Behind the scenes: in a week in which ITN is producing Ofcom’s Small Screen: Big Debate virtual conference, Richard Lawson looks into the future of commercial production at the broadcast news operation
There’s nothing like the build-up to a conference. Take Ofcom’s Small Screen: Big Debate that opens today. Laying cables, building booths, tweaking lights and opening the doors on the day to see thousands of people thunder in to enjoy the fruits of your labour.
Oh, actually. Wait. That was life BC (‘Before Coronavirus’). This year, when the pandemic struck, circumstances changed – dramatically. And so did we.
In the six months since lockdown we’ve created a virtual conference business out of nowhere. How did we get there?
It’s apt that this article is a contribution to ITN’s 65-year anniversary celebration, as it’s our decades of live broadcasting experience that made our proposition so compelling. For companies wondering how to pull off a live-streamed event for the first time, ITN is a production partner they can trust.
“You are creating something that feels as much like a live TV show as a live event”
ITN also understands how to make engaging telly and video content, and we’ve used that know-how here too. The trick with virtual conferences is not to treat them like a real-world conference plus a webcam, but to recognise that they are being consumed by viewers in an entirely different way.
This means creating something that feels as much like a live TV show as a live event – keeping individual segments short and pithy, snappily editing live on multiple cameras throughout, creating introductory films that break up the on-stage content, sometimes segmenting the content over a series of days as individual episodes, cutting between multiple locations and so on.

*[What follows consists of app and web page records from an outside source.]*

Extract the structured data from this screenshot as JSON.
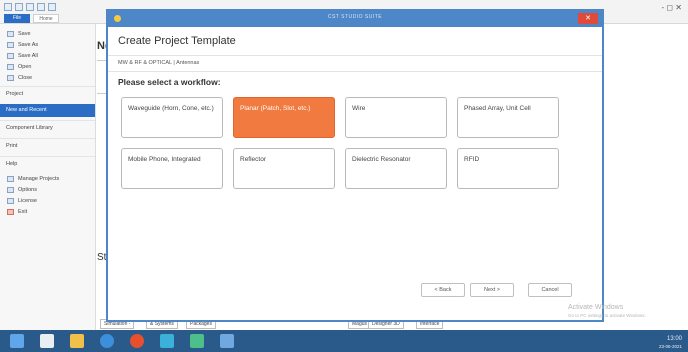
{
  "app": {
    "file_tab": "File",
    "home_tab": "Home",
    "window_controls": "- ◻ ✕"
  },
  "leftmenu": {
    "items": [
      "Save",
      "Save As",
      "Save All",
      "Open",
      "Close"
    ],
    "sections": [
      "Project",
      "New and Recent",
      "Component Library",
      "Print",
      "Help"
    ],
    "help_items": [
      "Manage Projects",
      "Options",
      "License",
      "Exit"
    ]
  },
  "background": {
    "new_label": "Ne",
    "start_label": "St"
  },
  "dialog": {
    "window_title": "CST STUDIO SUITE",
    "header": "Create Project Template",
    "breadcrumb": "MW & RF & OPTICAL | Antennas",
    "prompt": "Please select a workflow:",
    "workflows": [
      "Waveguide (Horn, Cone, etc.)",
      "Planar (Patch, Slot, etc.)",
      "Wire",
      "Phased Array, Unit Cell",
      "Mobile Phone, Integrated",
      "Reflector",
      "Dielectric Resonator",
      "RFID"
    ],
    "selected_index": 1,
    "back_label": "< Back",
    "next_label": "Next >",
    "cancel_label": "Cancel"
  },
  "bottom_tabs": [
    "Simulation -",
    "& Systems",
    "Packages",
    "Magus",
    "Designer 3D",
    "Interface"
  ],
  "activate": {
    "line1": "Activate Windows",
    "line2": "Go to PC settings to activate Windows."
  },
  "taskbar": {
    "time": "13:00",
    "date": "23-06-2021"
  },
  "colors": {
    "accent": "#4e87c7",
    "selected": "#f07a3f",
    "taskbar": "#2a5a8a"
  }
}
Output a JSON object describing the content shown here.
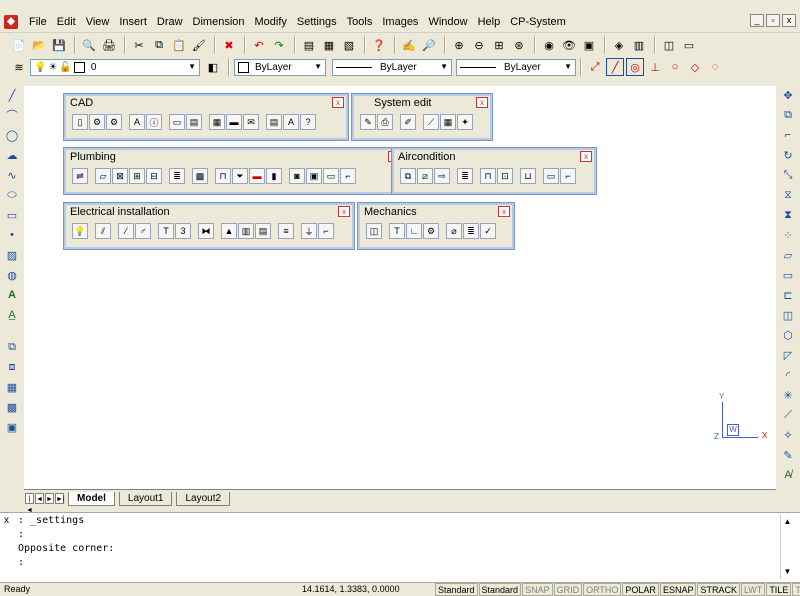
{
  "menu": [
    "File",
    "Edit",
    "View",
    "Insert",
    "Draw",
    "Dimension",
    "Modify",
    "Settings",
    "Tools",
    "Images",
    "Window",
    "Help",
    "CP-System"
  ],
  "window_buttons": [
    "_",
    "▫",
    "x"
  ],
  "properties": {
    "layer_value": "0",
    "color_value": "ByLayer",
    "linetype_value": "ByLayer",
    "lineweight_value": "ByLayer"
  },
  "toolbars": {
    "cad": "CAD",
    "system_edit": "System edit",
    "plumbing": "Plumbing",
    "aircondition": "Aircondition",
    "electrical": "Electrical installation",
    "mechanics": "Mechanics"
  },
  "close_glyph": "x",
  "ucs": {
    "x": "X",
    "y": "Y",
    "w": "W",
    "z": "Z"
  },
  "tabs": {
    "model": "Model",
    "layout1": "Layout1",
    "layout2": "Layout2"
  },
  "tab_nav": [
    "|◄",
    "◄",
    "►",
    "►|"
  ],
  "command_lines": [
    ": _settings",
    ":",
    "Opposite corner:",
    ":"
  ],
  "status": {
    "ready": "Ready",
    "coords": "14.1614, 1.3383, 0.0000",
    "modes": [
      {
        "label": "Standard",
        "on": true
      },
      {
        "label": "Standard",
        "on": true
      },
      {
        "label": "SNAP",
        "on": false
      },
      {
        "label": "GRID",
        "on": false
      },
      {
        "label": "ORTHO",
        "on": false
      },
      {
        "label": "POLAR",
        "on": true
      },
      {
        "label": "ESNAP",
        "on": true
      },
      {
        "label": "STRACK",
        "on": true
      },
      {
        "label": "LWT",
        "on": false
      },
      {
        "label": "TILE",
        "on": true
      },
      {
        "label": "TABLET",
        "on": false
      }
    ]
  },
  "colors": {
    "accent": "#1a4fa0",
    "close_red": "#cc3333",
    "toolbar_border": "#7a96c2"
  }
}
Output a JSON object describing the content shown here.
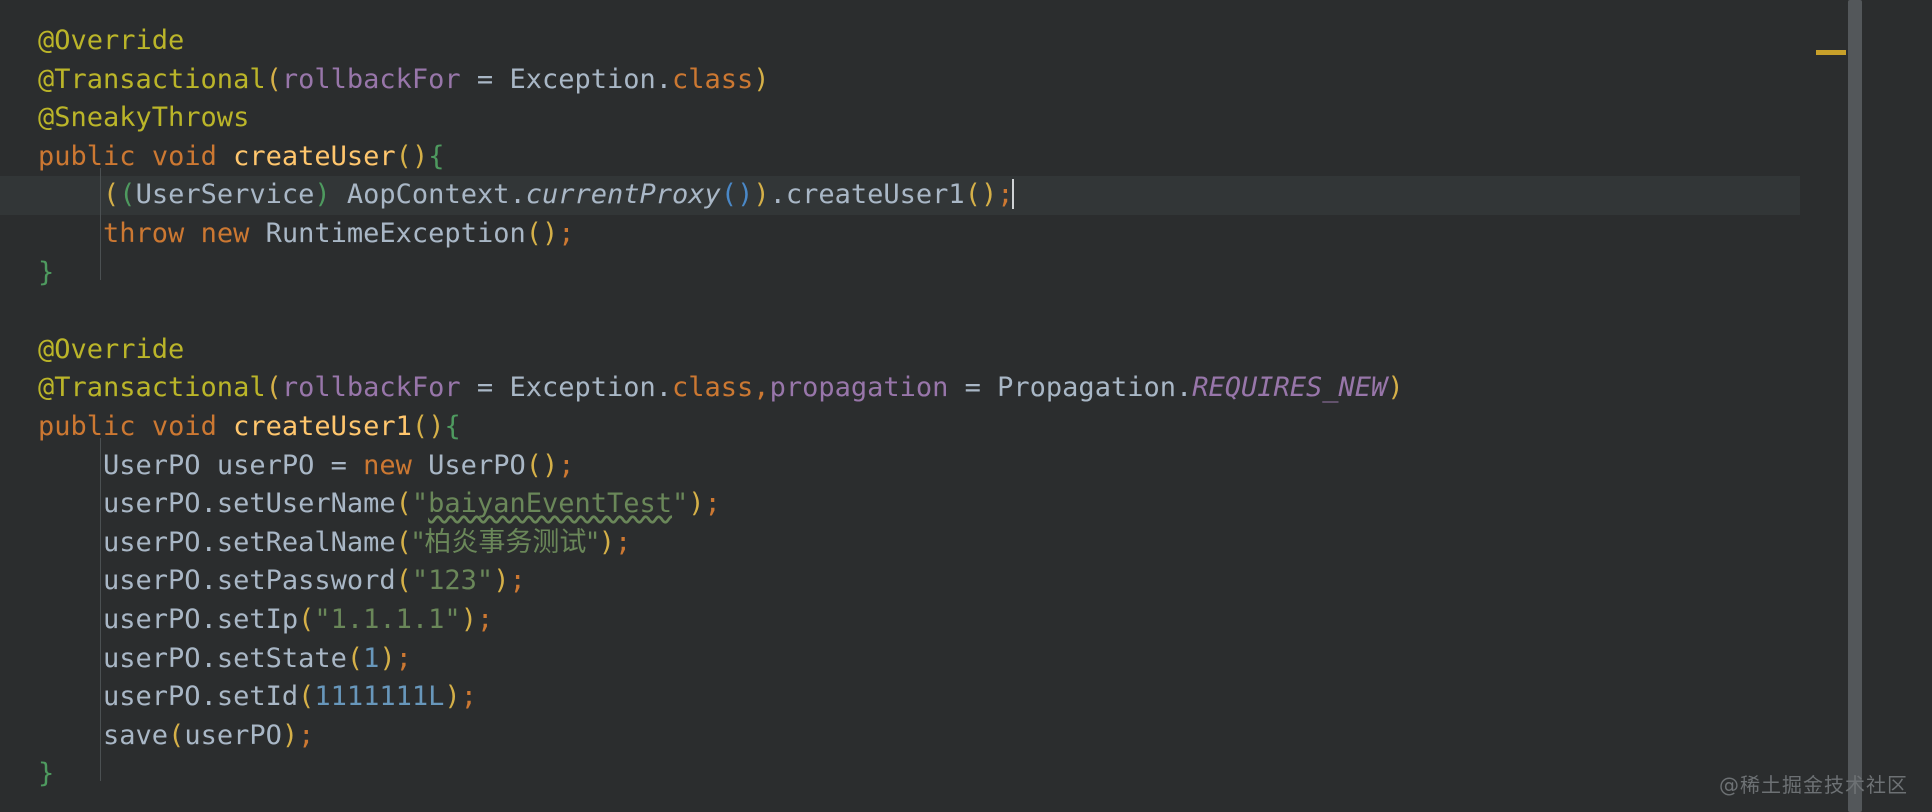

Alongside these elements, we’ve also had to find ways of capturing the energy of a physical conference – using message board technology to facilitate Q&As, creating break-out chatrooms in which delegates can network, providing opportunities to meet the sponsors and more.
Change might have been born of necessity but it has provided new opportunities for our clients – a set purpose-built in ITN’s atrium, home of ITV News’ election specials; the ability to pre-record and edit entire segments in advance and then stream them ‘as live’; and both speakers and viewers are now able to participate from anywhere in the world.
Creating a new business
There has been a lot of talk about how businesses have had to pivot to survive this year, but I wouldn’t say we exactly pivoted in this case.
A recent park stroll was instructive.
My dad has always enjoyed embarrassing the rest of his family by talking to any random stranger who piques his interest. He was up to his old tricks when he and my mum paid us a visit last weekend and we all went for a walk.
Upon spotting two very large blokes practicing a choreographed series of small, neat steps from side to side and back and forth in front of the park bandstand, he decided to wander up and ask them if they were line dancing.
They politely informed him that no, they were in fact practicing boxing steps. “Nice fellas,” he declared after a brief chat, leaving the bemused, nice fellas to continue their routine.
“We’ve launched an entirely new business for ITN from scratch”
For the commercial production division at ITN Productions, this year has been less a matter of pivoting and more a matter of performing a series of quick side-steps and nimble shimmies – part line-dancing, part boxing our way out of trouble.
Of course, being agile and reactive has always been part of the skillset of ITN Productions – and all of ITN.
So, within days of lockdown, we were successfully flipping a business – industry news, which had been entirely built on ‘in real life’ conferences – to digital launches.
Within weeks, we were selling in and making fast turn-around Covid-response films for major industries.
Within a month, we had persuaded TSB Bank to fully fund and sponsor a Channel 4 Covid-themed documentary, Britain’s Unsung Heroes, which was ITNP’s first advertiser-funded programmes in a while and the start of what looks like being a new trend for us.
The sponsorship idents were shot in TSB workers’ front rooms on specially kitted-out phones and then put together in a post editor’s newly kitted-out bedroom, of course.
This agility has been particularly apparent in the way we’ve launched an entirely new business for ITN from scratch.
As those pop behemoths and early UK pioneers of line-dancing, Steps, sing in their recently-released comeback single, “Tell me what the future holds (ah-ah-ah)”.
Well, for commercial production at ITN, the immediate future includes more virtual conferences, including the CBI’s Conference Series, further inventive shooting around the world while still under Covid restrictions, nimble AI-powered video solutions for education publishers as in-person teaching continues to be restricted and a media-first live ad campaign for the NHS.
And after that? We’ll be part-line dancing, part-boxing our way into whatever the future holds.
- Richard Lawson is director of commercial production at ITN Productions.